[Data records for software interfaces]

Start of Block

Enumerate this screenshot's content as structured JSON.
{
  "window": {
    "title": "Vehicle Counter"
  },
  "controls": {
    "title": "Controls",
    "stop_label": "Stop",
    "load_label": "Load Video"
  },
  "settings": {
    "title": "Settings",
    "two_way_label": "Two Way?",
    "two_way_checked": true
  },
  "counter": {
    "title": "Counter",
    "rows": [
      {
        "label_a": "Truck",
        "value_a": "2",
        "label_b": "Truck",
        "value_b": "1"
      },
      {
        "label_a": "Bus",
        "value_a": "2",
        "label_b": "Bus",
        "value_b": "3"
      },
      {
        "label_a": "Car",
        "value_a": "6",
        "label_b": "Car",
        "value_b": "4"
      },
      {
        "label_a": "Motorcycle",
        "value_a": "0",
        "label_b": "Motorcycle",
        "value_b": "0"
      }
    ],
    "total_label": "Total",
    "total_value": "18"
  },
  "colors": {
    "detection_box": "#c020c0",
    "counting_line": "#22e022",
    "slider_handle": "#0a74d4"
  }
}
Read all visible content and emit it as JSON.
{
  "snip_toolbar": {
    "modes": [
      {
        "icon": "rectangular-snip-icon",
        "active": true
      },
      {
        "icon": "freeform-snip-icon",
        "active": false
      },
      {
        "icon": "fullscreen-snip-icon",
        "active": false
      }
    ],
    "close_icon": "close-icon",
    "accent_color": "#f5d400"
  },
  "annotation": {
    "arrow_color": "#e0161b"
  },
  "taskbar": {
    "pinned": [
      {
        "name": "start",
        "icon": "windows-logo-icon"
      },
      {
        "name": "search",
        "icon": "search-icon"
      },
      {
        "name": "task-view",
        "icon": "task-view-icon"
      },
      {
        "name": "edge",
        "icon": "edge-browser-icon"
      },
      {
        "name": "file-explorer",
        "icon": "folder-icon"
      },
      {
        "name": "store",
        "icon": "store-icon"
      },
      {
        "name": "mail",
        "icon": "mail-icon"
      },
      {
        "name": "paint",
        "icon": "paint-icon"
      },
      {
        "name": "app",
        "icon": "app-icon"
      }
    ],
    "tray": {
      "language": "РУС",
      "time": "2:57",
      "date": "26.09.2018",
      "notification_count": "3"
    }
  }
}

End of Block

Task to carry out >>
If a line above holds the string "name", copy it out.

Result below >>
        "name": "start",
        "name": "search",
        "name": "task-view",
        "name": "edge",
        "name": "file-explorer",
        "name": "store",
        "name": "mail",
        "name": "paint",
        "name": "app",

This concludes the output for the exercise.